§ EXERCISE AIM
Your answer should consist of the lines below that hold the word "cinnamon".

Extracted data entries
::::
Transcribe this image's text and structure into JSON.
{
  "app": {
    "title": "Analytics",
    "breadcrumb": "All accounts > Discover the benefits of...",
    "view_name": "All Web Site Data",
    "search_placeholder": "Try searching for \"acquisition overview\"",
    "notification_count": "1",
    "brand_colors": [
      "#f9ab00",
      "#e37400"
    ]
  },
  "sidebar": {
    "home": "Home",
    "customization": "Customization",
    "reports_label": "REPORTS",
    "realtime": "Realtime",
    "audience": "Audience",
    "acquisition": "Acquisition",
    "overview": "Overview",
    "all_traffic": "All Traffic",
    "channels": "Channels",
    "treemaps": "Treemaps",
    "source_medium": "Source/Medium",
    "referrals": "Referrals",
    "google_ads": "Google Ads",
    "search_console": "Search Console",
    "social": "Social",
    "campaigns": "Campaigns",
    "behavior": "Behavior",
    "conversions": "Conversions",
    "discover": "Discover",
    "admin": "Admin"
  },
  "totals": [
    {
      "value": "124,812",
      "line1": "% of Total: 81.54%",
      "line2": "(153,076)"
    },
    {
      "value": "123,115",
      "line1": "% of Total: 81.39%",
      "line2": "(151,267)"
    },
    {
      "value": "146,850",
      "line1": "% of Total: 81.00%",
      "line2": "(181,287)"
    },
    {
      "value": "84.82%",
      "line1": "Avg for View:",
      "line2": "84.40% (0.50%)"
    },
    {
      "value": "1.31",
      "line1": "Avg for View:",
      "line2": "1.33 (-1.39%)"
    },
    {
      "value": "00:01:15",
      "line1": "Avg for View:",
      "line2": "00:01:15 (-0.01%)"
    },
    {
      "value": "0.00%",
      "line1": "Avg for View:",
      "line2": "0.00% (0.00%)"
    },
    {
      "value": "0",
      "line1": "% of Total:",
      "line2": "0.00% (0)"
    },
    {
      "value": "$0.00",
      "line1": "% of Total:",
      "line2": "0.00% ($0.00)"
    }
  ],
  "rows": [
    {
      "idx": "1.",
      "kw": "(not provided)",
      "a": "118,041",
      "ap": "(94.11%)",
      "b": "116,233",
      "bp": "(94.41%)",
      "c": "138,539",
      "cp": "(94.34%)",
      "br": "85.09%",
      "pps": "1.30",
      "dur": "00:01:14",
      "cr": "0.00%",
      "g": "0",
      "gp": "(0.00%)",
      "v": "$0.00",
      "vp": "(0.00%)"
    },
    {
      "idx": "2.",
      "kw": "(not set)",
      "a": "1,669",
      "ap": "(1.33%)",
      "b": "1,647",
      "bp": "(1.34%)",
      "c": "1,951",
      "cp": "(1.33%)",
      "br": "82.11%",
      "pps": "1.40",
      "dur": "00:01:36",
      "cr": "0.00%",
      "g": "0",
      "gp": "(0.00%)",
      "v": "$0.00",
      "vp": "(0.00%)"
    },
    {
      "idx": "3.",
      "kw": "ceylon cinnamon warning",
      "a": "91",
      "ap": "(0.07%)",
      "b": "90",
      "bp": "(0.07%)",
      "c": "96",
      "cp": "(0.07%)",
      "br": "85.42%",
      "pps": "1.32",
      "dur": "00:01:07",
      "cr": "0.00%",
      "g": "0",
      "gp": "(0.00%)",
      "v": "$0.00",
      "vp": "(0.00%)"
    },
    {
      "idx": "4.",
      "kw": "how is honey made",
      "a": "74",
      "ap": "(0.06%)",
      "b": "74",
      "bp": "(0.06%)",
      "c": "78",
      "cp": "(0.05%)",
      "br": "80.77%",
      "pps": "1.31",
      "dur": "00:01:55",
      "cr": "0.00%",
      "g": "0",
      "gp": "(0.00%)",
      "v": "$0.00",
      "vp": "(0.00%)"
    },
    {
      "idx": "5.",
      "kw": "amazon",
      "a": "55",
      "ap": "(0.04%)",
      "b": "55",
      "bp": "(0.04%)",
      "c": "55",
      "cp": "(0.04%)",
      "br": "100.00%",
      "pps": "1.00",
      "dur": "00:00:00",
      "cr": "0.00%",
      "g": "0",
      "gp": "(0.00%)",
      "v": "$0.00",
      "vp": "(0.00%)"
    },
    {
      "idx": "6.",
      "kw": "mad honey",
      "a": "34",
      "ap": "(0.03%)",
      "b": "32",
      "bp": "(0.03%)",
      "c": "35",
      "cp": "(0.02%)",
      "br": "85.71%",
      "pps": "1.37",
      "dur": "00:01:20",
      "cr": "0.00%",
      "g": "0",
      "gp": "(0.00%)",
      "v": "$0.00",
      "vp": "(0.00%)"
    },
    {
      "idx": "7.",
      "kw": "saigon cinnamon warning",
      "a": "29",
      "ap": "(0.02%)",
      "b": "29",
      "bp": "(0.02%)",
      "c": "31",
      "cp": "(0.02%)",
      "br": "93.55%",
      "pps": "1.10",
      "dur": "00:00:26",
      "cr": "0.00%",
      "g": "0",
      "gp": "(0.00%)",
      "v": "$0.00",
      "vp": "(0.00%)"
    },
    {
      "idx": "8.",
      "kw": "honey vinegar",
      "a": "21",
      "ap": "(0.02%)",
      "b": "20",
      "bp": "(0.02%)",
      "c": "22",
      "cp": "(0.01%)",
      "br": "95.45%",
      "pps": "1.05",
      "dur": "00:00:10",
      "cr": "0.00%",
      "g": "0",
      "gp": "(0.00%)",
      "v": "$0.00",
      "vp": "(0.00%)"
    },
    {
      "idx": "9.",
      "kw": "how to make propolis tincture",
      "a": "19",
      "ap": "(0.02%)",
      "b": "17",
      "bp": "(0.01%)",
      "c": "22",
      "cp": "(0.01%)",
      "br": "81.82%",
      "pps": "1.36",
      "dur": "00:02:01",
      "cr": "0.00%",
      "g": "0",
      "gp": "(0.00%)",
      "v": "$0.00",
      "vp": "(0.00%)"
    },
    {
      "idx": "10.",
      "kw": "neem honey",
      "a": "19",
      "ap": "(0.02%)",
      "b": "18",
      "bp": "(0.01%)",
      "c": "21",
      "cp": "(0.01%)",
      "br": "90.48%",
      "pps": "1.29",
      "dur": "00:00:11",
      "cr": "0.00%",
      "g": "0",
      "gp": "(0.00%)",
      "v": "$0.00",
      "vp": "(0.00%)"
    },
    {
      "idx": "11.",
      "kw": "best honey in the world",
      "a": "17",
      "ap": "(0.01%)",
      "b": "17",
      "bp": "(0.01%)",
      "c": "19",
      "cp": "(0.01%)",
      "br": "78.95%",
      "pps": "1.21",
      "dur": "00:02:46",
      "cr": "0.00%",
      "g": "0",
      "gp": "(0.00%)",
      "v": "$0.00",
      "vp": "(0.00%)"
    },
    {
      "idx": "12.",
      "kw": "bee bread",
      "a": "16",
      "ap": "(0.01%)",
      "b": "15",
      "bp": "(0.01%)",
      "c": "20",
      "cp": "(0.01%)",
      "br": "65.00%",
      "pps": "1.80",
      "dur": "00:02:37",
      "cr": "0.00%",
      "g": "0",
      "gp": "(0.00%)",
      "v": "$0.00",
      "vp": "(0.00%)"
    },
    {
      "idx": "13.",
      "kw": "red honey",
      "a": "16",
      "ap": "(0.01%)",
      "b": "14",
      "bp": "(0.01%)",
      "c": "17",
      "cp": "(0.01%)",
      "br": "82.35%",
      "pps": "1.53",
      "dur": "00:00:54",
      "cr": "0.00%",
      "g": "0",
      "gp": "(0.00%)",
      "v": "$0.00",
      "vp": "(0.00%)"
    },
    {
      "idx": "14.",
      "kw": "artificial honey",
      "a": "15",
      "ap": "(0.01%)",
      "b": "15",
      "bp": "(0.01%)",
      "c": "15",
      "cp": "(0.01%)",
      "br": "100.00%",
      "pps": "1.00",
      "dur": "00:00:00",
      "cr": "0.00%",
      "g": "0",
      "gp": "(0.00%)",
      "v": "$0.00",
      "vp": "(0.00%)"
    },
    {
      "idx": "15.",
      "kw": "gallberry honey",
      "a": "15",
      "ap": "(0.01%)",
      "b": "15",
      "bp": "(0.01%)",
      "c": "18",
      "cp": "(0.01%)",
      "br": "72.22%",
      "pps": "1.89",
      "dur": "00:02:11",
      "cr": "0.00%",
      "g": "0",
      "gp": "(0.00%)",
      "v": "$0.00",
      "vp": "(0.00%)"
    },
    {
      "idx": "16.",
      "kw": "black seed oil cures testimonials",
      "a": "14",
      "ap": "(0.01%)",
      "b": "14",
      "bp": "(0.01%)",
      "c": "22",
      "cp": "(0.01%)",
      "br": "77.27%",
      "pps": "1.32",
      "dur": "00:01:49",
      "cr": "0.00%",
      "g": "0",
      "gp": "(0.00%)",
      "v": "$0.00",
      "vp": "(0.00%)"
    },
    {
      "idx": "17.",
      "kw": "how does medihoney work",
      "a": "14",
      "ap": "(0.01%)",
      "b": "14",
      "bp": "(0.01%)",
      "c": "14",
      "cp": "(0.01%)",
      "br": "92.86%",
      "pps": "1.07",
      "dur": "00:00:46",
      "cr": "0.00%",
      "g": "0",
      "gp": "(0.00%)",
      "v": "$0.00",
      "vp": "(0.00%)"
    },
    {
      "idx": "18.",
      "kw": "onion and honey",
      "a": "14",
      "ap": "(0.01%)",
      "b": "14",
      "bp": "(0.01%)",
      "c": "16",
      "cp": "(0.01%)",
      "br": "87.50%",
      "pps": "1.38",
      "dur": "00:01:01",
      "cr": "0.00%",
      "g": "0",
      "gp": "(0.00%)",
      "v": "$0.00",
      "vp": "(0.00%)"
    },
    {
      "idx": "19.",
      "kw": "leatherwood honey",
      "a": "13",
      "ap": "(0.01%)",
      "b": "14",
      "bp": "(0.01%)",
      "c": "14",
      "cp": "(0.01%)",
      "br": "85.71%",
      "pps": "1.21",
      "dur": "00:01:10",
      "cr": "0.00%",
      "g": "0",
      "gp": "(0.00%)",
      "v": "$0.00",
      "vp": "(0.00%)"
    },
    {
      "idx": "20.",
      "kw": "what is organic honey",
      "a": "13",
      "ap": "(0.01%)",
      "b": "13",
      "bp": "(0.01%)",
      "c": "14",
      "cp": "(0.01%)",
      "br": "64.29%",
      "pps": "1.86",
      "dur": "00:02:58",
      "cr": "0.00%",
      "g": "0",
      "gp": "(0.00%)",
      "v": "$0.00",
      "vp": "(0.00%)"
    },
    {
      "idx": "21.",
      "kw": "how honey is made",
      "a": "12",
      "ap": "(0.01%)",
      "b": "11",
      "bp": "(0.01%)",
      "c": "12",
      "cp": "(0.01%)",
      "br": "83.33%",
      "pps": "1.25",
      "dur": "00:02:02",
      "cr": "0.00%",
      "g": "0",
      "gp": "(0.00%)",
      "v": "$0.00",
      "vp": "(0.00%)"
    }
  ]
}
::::
§ EXERCISE RESPONSE
      "kw": "ceylon cinnamon warning",
      "kw": "saigon cinnamon warning",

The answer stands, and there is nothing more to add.